U.S. Classification607/60, 607/4, 607/32
International ClassificationA61N1/365, A61N1/362, A61N1/00, A61N1/39

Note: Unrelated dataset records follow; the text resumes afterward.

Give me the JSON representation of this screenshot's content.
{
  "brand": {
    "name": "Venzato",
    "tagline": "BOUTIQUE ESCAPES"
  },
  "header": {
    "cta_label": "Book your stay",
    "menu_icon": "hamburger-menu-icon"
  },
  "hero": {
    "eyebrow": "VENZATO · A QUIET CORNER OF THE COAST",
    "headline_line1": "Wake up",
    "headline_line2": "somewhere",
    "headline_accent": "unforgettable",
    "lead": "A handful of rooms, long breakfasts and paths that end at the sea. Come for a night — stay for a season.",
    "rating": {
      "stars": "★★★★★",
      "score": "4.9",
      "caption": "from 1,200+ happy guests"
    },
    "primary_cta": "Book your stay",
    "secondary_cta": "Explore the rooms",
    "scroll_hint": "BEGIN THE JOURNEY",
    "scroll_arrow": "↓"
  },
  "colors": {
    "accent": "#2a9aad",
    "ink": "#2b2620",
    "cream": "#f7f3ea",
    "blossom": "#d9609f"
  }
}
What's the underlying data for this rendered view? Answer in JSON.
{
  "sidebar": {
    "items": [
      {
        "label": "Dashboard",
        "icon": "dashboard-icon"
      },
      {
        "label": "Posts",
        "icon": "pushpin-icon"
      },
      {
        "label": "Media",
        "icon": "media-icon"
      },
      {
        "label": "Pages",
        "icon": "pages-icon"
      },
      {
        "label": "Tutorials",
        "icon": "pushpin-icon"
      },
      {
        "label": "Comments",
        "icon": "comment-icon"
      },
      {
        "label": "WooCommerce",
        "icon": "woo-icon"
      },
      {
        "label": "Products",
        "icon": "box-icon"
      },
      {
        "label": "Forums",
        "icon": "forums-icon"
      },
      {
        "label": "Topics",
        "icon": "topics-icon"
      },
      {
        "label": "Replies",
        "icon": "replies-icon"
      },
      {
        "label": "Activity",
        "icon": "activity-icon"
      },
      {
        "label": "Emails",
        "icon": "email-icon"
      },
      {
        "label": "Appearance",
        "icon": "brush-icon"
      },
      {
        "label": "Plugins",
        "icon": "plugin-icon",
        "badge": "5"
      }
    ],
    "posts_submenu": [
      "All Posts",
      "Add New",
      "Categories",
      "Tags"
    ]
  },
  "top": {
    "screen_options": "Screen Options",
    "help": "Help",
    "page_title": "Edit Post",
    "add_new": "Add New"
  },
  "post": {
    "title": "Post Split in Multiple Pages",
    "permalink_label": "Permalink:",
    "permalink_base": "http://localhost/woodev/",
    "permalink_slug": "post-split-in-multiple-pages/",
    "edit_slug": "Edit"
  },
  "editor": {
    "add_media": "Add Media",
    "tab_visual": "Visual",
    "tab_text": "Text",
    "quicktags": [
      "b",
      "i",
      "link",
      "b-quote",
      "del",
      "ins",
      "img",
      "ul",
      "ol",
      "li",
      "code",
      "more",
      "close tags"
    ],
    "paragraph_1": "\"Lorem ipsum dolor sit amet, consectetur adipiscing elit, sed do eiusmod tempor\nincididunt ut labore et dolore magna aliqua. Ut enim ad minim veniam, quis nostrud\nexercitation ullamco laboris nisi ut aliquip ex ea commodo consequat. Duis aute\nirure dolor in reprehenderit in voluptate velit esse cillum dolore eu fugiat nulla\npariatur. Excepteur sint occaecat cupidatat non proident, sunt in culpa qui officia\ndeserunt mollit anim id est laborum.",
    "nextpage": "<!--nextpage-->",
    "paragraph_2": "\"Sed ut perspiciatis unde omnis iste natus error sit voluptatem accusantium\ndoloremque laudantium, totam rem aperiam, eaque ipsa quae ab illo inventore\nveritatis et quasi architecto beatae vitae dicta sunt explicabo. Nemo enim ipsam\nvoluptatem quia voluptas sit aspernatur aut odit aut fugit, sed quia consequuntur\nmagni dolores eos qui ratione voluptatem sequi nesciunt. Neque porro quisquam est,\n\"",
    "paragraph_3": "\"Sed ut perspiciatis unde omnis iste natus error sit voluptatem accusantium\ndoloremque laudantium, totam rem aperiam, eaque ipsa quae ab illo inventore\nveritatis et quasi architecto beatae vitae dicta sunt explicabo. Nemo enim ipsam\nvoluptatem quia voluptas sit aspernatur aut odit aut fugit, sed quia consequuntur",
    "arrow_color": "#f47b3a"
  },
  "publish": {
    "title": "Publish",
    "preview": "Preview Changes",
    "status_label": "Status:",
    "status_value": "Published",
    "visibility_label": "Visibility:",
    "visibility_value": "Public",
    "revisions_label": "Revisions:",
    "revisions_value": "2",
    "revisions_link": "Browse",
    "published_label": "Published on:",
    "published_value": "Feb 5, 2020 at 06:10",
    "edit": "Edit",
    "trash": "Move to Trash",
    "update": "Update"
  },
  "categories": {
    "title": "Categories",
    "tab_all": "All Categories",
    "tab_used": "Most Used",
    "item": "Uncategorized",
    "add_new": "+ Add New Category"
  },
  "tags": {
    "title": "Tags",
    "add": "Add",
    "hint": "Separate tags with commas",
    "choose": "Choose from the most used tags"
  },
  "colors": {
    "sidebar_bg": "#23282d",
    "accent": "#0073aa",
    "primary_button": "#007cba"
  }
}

Cooperative ClassificationA61N1/3756, A61N1/3962, A61N1/3621, A61N1/3605, A61N1/37217, A61N1/36585, A61N1/36514, A61N1/3622, A61N1/3987, A61N1/36564, A61N1/372, A61N1/3956, A61N1/3925